[[ RECORDS FOR THE TASK, beginning ]]

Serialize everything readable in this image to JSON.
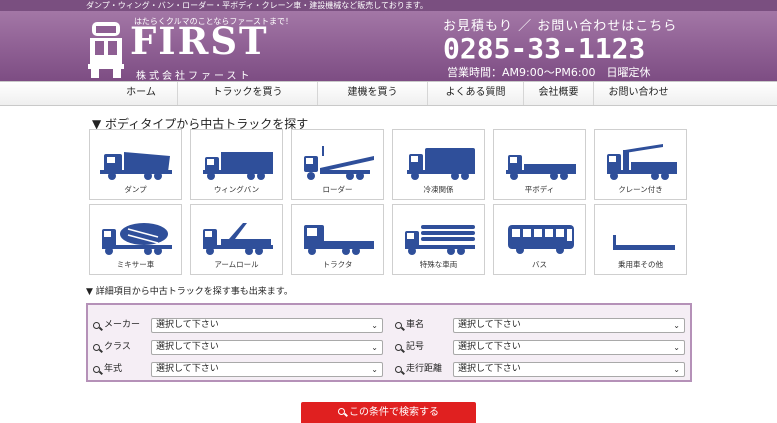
{
  "topbar": {
    "text": "ダンプ・ウィング・バン・ローダー・平ボディ・クレーン車・建設機械など販売しております。"
  },
  "logo": {
    "tagline": "はたらくクルマのことならファーストまで！",
    "name": "FIRST",
    "company": "株式会社ファースト"
  },
  "contact": {
    "lead": "お見積もり ／ お問い合わせはこちら",
    "phone": "0285-33-1123",
    "hours": "営業時間：AM9:00～PM6:00　日曜定休"
  },
  "nav": {
    "items": [
      {
        "label": "ホーム"
      },
      {
        "label": "トラックを買う"
      },
      {
        "label": "建機を買う"
      },
      {
        "label": "よくある質問"
      },
      {
        "label": "会社概要"
      },
      {
        "label": "お問い合わせ"
      }
    ]
  },
  "body_section": {
    "title": "▼ ボディタイプから中古トラックを探す"
  },
  "body_types": [
    {
      "label": "ダンプ",
      "icon": "dump-truck-icon"
    },
    {
      "label": "ウィングバン",
      "icon": "wing-van-icon"
    },
    {
      "label": "ローダー",
      "icon": "loader-truck-icon"
    },
    {
      "label": "冷凍関係",
      "icon": "refrigerated-truck-icon"
    },
    {
      "label": "平ボディ",
      "icon": "flatbed-truck-icon"
    },
    {
      "label": "クレーン付き",
      "icon": "crane-truck-icon"
    },
    {
      "label": "ミキサー車",
      "icon": "mixer-truck-icon"
    },
    {
      "label": "アームロール",
      "icon": "arm-roll-truck-icon"
    },
    {
      "label": "トラクタ",
      "icon": "tractor-head-icon"
    },
    {
      "label": "特殊な車両",
      "icon": "special-vehicle-icon"
    },
    {
      "label": "バス",
      "icon": "bus-icon"
    },
    {
      "label": "乗用車その他",
      "icon": "other-vehicle-icon"
    }
  ],
  "detail_note": "▼ 詳細項目から中古トラックを探す事も出来ます。",
  "search": {
    "fields": [
      {
        "label": "メーカー",
        "value": "選択して下さい"
      },
      {
        "label": "車名",
        "value": "選択して下さい"
      },
      {
        "label": "クラス",
        "value": "選択して下さい"
      },
      {
        "label": "記号",
        "value": "選択して下さい"
      },
      {
        "label": "年式",
        "value": "選択して下さい"
      },
      {
        "label": "走行距離",
        "value": "選択して下さい"
      }
    ],
    "button_label": "この条件で検索する"
  },
  "colors": {
    "brand_purple": "#8e5f93",
    "icon_blue": "#2f4f9a",
    "search_button": "#e02020",
    "panel_border": "#b591b8"
  }
}
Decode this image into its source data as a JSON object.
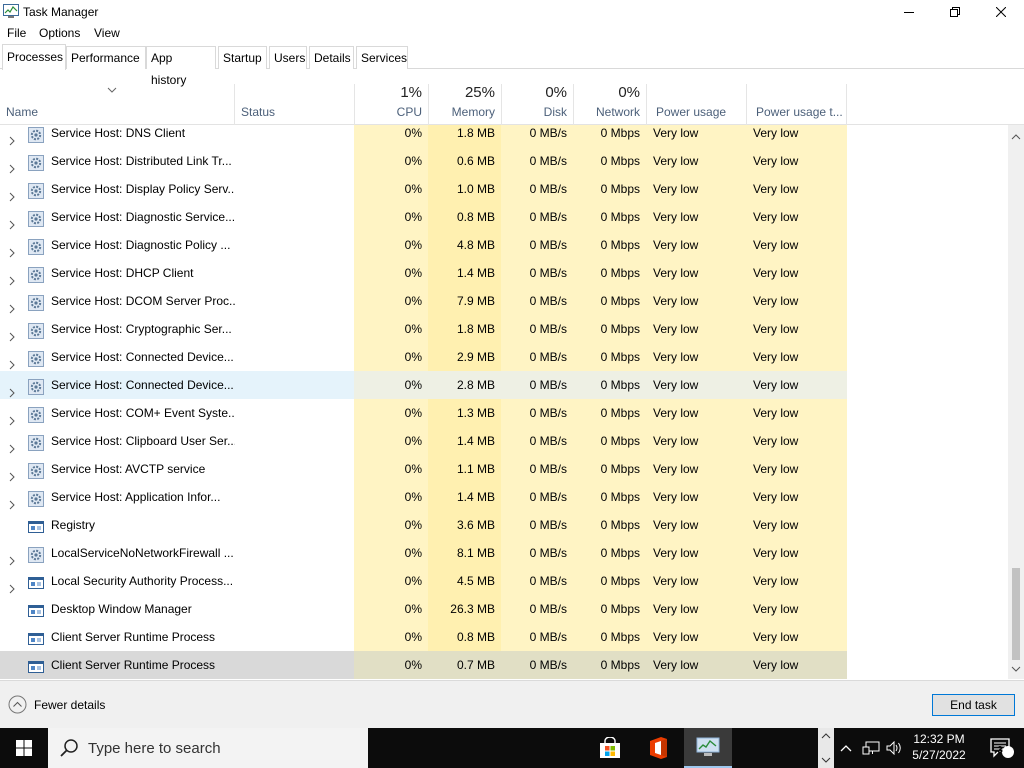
{
  "window": {
    "title": "Task Manager"
  },
  "menu": [
    "File",
    "Options",
    "View"
  ],
  "tabs": [
    "Processes",
    "Performance",
    "App history",
    "Startup",
    "Users",
    "Details",
    "Services"
  ],
  "header": {
    "name": "Name",
    "status": "Status",
    "cpu": {
      "pct": "1%",
      "label": "CPU"
    },
    "memory": {
      "pct": "25%",
      "label": "Memory"
    },
    "disk": {
      "pct": "0%",
      "label": "Disk"
    },
    "network": {
      "pct": "0%",
      "label": "Network"
    },
    "power": "Power usage",
    "power_trend": "Power usage t..."
  },
  "processes": [
    {
      "name": "Service Host: DNS Client",
      "icon": "gear-icon",
      "expandable": true,
      "cpu": "0%",
      "memory": "1.8 MB",
      "disk": "0 MB/s",
      "network": "0 Mbps",
      "power": "Very low",
      "power_trend": "Very low"
    },
    {
      "name": "Service Host: Distributed Link Tr...",
      "icon": "gear-icon",
      "expandable": true,
      "cpu": "0%",
      "memory": "0.6 MB",
      "disk": "0 MB/s",
      "network": "0 Mbps",
      "power": "Very low",
      "power_trend": "Very low"
    },
    {
      "name": "Service Host: Display Policy Serv...",
      "icon": "gear-icon",
      "expandable": true,
      "cpu": "0%",
      "memory": "1.0 MB",
      "disk": "0 MB/s",
      "network": "0 Mbps",
      "power": "Very low",
      "power_trend": "Very low"
    },
    {
      "name": "Service Host: Diagnostic Service...",
      "icon": "gear-icon",
      "expandable": true,
      "cpu": "0%",
      "memory": "0.8 MB",
      "disk": "0 MB/s",
      "network": "0 Mbps",
      "power": "Very low",
      "power_trend": "Very low"
    },
    {
      "name": "Service Host: Diagnostic Policy ...",
      "icon": "gear-icon",
      "expandable": true,
      "cpu": "0%",
      "memory": "4.8 MB",
      "disk": "0 MB/s",
      "network": "0 Mbps",
      "power": "Very low",
      "power_trend": "Very low"
    },
    {
      "name": "Service Host: DHCP Client",
      "icon": "gear-icon",
      "expandable": true,
      "cpu": "0%",
      "memory": "1.4 MB",
      "disk": "0 MB/s",
      "network": "0 Mbps",
      "power": "Very low",
      "power_trend": "Very low"
    },
    {
      "name": "Service Host: DCOM Server Proc...",
      "icon": "gear-icon",
      "expandable": true,
      "cpu": "0%",
      "memory": "7.9 MB",
      "disk": "0 MB/s",
      "network": "0 Mbps",
      "power": "Very low",
      "power_trend": "Very low"
    },
    {
      "name": "Service Host: Cryptographic Ser...",
      "icon": "gear-icon",
      "expandable": true,
      "cpu": "0%",
      "memory": "1.8 MB",
      "disk": "0 MB/s",
      "network": "0 Mbps",
      "power": "Very low",
      "power_trend": "Very low"
    },
    {
      "name": "Service Host: Connected Device...",
      "icon": "gear-icon",
      "expandable": true,
      "cpu": "0%",
      "memory": "2.9 MB",
      "disk": "0 MB/s",
      "network": "0 Mbps",
      "power": "Very low",
      "power_trend": "Very low"
    },
    {
      "name": "Service Host: Connected Device...",
      "icon": "gear-icon",
      "expandable": true,
      "cpu": "0%",
      "memory": "2.8 MB",
      "disk": "0 MB/s",
      "network": "0 Mbps",
      "power": "Very low",
      "power_trend": "Very low",
      "state": "hover"
    },
    {
      "name": "Service Host: COM+ Event Syste...",
      "icon": "gear-icon",
      "expandable": true,
      "cpu": "0%",
      "memory": "1.3 MB",
      "disk": "0 MB/s",
      "network": "0 Mbps",
      "power": "Very low",
      "power_trend": "Very low"
    },
    {
      "name": "Service Host: Clipboard User Ser...",
      "icon": "gear-icon",
      "expandable": true,
      "cpu": "0%",
      "memory": "1.4 MB",
      "disk": "0 MB/s",
      "network": "0 Mbps",
      "power": "Very low",
      "power_trend": "Very low"
    },
    {
      "name": "Service Host: AVCTP service",
      "icon": "gear-icon",
      "expandable": true,
      "cpu": "0%",
      "memory": "1.1 MB",
      "disk": "0 MB/s",
      "network": "0 Mbps",
      "power": "Very low",
      "power_trend": "Very low"
    },
    {
      "name": "Service Host: Application Infor...",
      "icon": "gear-icon",
      "expandable": true,
      "cpu": "0%",
      "memory": "1.4 MB",
      "disk": "0 MB/s",
      "network": "0 Mbps",
      "power": "Very low",
      "power_trend": "Very low"
    },
    {
      "name": "Registry",
      "icon": "window-app-icon",
      "expandable": false,
      "cpu": "0%",
      "memory": "3.6 MB",
      "disk": "0 MB/s",
      "network": "0 Mbps",
      "power": "Very low",
      "power_trend": "Very low"
    },
    {
      "name": "LocalServiceNoNetworkFirewall ...",
      "icon": "gear-icon",
      "expandable": true,
      "cpu": "0%",
      "memory": "8.1 MB",
      "disk": "0 MB/s",
      "network": "0 Mbps",
      "power": "Very low",
      "power_trend": "Very low"
    },
    {
      "name": "Local Security Authority Process...",
      "icon": "window-app-icon",
      "expandable": true,
      "cpu": "0%",
      "memory": "4.5 MB",
      "disk": "0 MB/s",
      "network": "0 Mbps",
      "power": "Very low",
      "power_trend": "Very low"
    },
    {
      "name": "Desktop Window Manager",
      "icon": "window-app-icon",
      "expandable": false,
      "cpu": "0%",
      "memory": "26.3 MB",
      "disk": "0 MB/s",
      "network": "0 Mbps",
      "power": "Very low",
      "power_trend": "Very low"
    },
    {
      "name": "Client Server Runtime Process",
      "icon": "window-app-icon",
      "expandable": false,
      "cpu": "0%",
      "memory": "0.8 MB",
      "disk": "0 MB/s",
      "network": "0 Mbps",
      "power": "Very low",
      "power_trend": "Very low"
    },
    {
      "name": "Client Server Runtime Process",
      "icon": "window-app-icon",
      "expandable": false,
      "cpu": "0%",
      "memory": "0.7 MB",
      "disk": "0 MB/s",
      "network": "0 Mbps",
      "power": "Very low",
      "power_trend": "Very low",
      "state": "selected"
    }
  ],
  "footer": {
    "fewer_details": "Fewer details",
    "end_task": "End task"
  },
  "taskbar": {
    "search_placeholder": "Type here to search",
    "time": "12:32 PM",
    "date": "5/27/2022",
    "notification_count": "3"
  },
  "colors": {
    "cpu_bg": "#fff4c4",
    "memory_bg": "#fff0b0",
    "hover_bg": "#e5f3fb",
    "selected_bg": "#d9d9d9",
    "accent": "#0078d7"
  }
}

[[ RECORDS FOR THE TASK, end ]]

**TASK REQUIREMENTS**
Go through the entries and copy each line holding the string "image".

**REPLY**
Serialize everything readable in this image to JSON.
Decode this image into its source data as a JSON object.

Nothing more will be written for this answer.